Because I shorted everyone on the Rosemary show (at only about 15 minutes) and the fact that I had to work today (Saturday) I decided to hammer out another show I’ve had on my mind for a while.

So, in this episode I talk about these three tools that I think increase self-sufficiency:

1.  Soil Blocker

Helps you avoid buying tons of peat pots or peat pellets.  Makes hardening off and transplanting tons easier.

2.  Fiskars Tiller

Helps you avoid a gas powered tiller when you need to break up soil a bit for root crops such as carrots.  This tool also prevents the destratification of soil because it only breaks the soil instead of churning it.

3. Planting Bar or Dibbler

Helps you properly space your seeds without loosening the soil at all.  Helps you avoid making weeds.

And one tool that I think has no place in a self-sufficient garden!

1.  Soil sensors

Why do you need a computer to tell you what your soil is like?  STICK YOUR HAND IN THE SOIL!  Sorry, had to do that!

5 comments to Episode 38 Three Tools for the Self-Sufficient Gardener

  • […] This post was mentioned on Twitter by Jason Akers, Jason Akers. Jason Akers said: Episode 38 Three Tools for the Self-Sufficient Gardener http://goo.gl/fb/GEEdB […]

  • We must be thinking along the same lines – I spoke about a Basic Garden Tool set, and your Blog covered a couple of great more advanced garden tools. Great timing, Jason.

    And your comment on the Soil Sensors? Right on the Money!

  • Jason

    Thank you my friend. I find that some of the tools that allow me to be lazier also allow me to be more self-sufficient….and lazy. 🙂


  • Arnica

    Being Devil’s Advocate here… what if you are a new gardener and are using the soil sensor to learn about your soil?

  • Jason

    That’s a really good question. I kind of hinted at how I’d handle that situation in the show but I never outright said it I think.

    If you are interested in learning about your soil there are much cheaper and accurate ways to do so. If I remember correctly, most extension offices will test your soil for free.

    I don’t begrudge anyone who bought one but if they use it as a proxy gardener instead of spending time in the dirt, then I personally believe they are headed in the wrong direction.

    I’ll repost my episode on soil types.

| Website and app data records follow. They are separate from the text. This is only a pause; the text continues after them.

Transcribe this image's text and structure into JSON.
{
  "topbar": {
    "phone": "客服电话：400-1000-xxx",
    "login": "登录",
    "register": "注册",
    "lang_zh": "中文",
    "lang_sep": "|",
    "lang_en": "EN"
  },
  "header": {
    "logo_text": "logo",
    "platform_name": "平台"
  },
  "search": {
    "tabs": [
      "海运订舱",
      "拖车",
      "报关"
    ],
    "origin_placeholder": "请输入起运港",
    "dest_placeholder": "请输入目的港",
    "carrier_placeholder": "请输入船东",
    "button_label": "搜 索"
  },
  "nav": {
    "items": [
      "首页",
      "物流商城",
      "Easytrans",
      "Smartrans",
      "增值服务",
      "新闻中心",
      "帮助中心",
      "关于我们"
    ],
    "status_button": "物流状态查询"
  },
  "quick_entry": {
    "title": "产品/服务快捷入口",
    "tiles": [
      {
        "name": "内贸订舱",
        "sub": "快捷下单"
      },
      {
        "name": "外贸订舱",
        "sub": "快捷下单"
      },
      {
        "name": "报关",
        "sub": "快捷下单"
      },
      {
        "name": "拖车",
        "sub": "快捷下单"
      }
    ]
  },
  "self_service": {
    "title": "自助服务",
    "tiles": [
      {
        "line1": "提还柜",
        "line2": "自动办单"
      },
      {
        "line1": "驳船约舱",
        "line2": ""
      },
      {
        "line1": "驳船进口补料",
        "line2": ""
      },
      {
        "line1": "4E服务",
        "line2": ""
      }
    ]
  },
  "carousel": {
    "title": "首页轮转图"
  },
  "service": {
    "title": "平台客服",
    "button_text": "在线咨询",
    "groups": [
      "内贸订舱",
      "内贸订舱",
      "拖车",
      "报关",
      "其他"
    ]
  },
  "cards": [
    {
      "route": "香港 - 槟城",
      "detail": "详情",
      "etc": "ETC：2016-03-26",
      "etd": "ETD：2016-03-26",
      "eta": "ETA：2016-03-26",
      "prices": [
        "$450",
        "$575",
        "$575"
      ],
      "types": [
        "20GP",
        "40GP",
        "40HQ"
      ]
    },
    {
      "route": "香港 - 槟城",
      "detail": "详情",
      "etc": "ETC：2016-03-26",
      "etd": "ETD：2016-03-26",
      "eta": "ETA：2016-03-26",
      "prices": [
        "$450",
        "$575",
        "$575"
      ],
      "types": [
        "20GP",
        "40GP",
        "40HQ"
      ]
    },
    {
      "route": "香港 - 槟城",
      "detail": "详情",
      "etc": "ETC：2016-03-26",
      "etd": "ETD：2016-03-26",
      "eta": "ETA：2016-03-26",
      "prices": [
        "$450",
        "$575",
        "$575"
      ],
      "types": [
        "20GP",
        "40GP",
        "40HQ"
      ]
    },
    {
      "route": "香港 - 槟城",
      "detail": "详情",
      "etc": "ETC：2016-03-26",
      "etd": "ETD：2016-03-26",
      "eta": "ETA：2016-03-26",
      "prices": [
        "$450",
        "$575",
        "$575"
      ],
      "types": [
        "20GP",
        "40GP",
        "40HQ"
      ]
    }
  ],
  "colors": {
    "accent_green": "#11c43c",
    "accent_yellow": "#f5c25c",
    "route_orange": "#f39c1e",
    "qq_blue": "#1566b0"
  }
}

I think people are surprised at how easy it is to analyze your own soil.